Already a member? Log in now.

Notes for this article

Add a new note
If you are trying to select text to create highlights or citations, remember that you must now click or tap on the first word, and then click or tap on the last word.
One moment ...
Default project is now your active project.
Project items

Items saved from this article

This article has been saved
Highlights (0)
Some of your highlights are legacy items.

Highlights saved before July 30, 2012 will not be displayed on their respective source pages.

You can easily re-create the highlights by opening the book page or article, selecting the text, and clicking “Highlight.”

Citations (0)
Some of your citations are legacy items.

Any citation created before July 30, 2012 will labeled as a “Cited page.” New citations will be saved as cited passages, pages or articles.

We also added the ability to view new citations from your projects or the book or article where you created them.

Notes (0)
Bookmarks (0)

You have no saved items from this article

Project items include:
  • Saved book/article
  • Highlights
  • Quotes/citations
  • Notes
  • Bookmarks
Notes
Cite this article

Cited article

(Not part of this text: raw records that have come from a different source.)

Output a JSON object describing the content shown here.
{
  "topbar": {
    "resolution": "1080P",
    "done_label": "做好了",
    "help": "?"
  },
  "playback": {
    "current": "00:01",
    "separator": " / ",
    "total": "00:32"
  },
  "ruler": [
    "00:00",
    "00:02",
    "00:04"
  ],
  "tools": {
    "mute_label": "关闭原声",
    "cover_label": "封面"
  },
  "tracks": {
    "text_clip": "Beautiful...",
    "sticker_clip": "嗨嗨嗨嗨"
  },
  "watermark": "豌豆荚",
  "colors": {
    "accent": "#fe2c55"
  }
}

Style
Citations are available only to our active members.
Buy instant access to cite pages or passages in MLA, APA and Chicago citation styles.

(Einhorn, 1992, p. 25)

(Einhorn 25)

1. Lois J. Einhorn, Abraham Lincoln, the Orator: Penetrating the Lincoln Legend (Westport, CT: Greenwood Press, 1992), 25, http://www.questia.com/read/27419298.

Cited article

Sacramento County's Retail Food Program Enhancements and Its Food Safety Rating and Disclosure System-2008 Crumbine Award Winner
Settings

Settings

Typeface
Text size Smaller Larger Reset View mode
Search within

Search within this article

Look up

Look up a word

  • Dictionary
  • Thesaurus
Please submit a word or phrase above.
Print this page

Print this page

Why can't I print more than one page at a time?

Help
Full screen

matching results for page

    Questia reader help

    How to highlight and cite specific passages

    1. Click or tap the first word you want to select.
    2. Click or tap the last word you want to select, and you’ll see everything in between get selected.
    3. You’ll then get a menu of options like creating a highlight or a citation from that passage of text.

    OK, got it!

    Cited passage

    Style
    Citations are available only to our active members.
    Buy instant access to cite pages or passages in MLA, APA and Chicago citation styles.

    "Portraying himself as an honest, ordinary person helped Lincoln identify with his audiences." (Einhorn, 1992, p. 25).

    "Portraying himself as an honest, ordinary person helped Lincoln identify with his audiences." (Einhorn 25)

    "Portraying himself as an honest, ordinary person helped Lincoln identify with his audiences."1

    1. Lois J. Einhorn, Abraham Lincoln, the Orator: Penetrating the Lincoln Legend (Westport, CT: Greenwood Press, 1992), 25, http://www.questia.com/read/27419298.

    Cited passage

    Thanks for trying Questia!

    Please continue trying out our research tools, but please note, full functionality is available only to our active members.

    Your work will be lost once you leave this Web page.

    Buy instant access to save your work.

    Already a member? Log in now.

    Author Advanced search

    Oops!

    An unknown error has occurred. Please click the button below to reload the page. If the problem persists, please try again in a little while.